Economy which is so much export-based, should really control the prices of its production and if there is an alarm from the most important industry (mining in Aus.), then central bankers are supposed to act and make steps towards effective solution. Australia is in a very good position, because there is enough space to lower the IR to prevent lower competitiveness.

If RBA reacts in advance enough – which means right now, it can save lots of money from mining industry. The country will produce the same amount of ore, but will be paid more nominal price. Small businesses like local tourist areas will also generate higher profits and their services will become attractive for local citizens and tourists as well. Just the only thing is that RBA must react at the moment when the general economy performance cycle is not low, because if it reacts too late, it will only deepen a potential crisis or lower output.

Even lower global commodity prices wont hurt the economy if the local currency reacts to these price shocks. It is obvious that global economy is in a deep recession now and there is no reason not to accomodate this fact to the monetary policy.
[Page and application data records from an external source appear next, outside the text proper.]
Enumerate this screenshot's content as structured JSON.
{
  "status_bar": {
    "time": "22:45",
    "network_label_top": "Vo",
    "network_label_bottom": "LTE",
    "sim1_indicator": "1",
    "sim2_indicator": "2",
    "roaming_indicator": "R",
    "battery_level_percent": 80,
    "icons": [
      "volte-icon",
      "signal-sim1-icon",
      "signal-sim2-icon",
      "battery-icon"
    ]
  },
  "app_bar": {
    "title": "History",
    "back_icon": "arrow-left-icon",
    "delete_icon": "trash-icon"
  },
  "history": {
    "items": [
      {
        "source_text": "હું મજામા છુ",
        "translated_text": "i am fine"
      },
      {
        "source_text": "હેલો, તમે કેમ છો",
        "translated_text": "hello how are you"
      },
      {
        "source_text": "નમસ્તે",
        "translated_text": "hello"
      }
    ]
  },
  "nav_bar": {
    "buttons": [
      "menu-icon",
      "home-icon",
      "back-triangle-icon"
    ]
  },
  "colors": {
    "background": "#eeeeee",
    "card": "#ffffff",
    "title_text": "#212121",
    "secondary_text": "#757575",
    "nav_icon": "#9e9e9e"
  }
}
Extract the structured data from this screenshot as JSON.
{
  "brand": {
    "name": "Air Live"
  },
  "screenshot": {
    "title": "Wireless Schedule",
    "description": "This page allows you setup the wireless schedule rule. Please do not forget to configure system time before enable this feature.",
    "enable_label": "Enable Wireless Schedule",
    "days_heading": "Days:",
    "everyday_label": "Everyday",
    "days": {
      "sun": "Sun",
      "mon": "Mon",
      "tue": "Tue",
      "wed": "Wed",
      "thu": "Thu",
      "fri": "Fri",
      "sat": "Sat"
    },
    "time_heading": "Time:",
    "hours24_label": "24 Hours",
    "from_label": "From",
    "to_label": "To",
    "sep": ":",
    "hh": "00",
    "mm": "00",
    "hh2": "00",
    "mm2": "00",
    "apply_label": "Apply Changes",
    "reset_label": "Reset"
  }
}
Australia, right now as it is, can only benefit from the current situation – if it adapts itself for the actual price trends.

…simply said: “make the economy affordable” …



…Aleš Knupp, MSc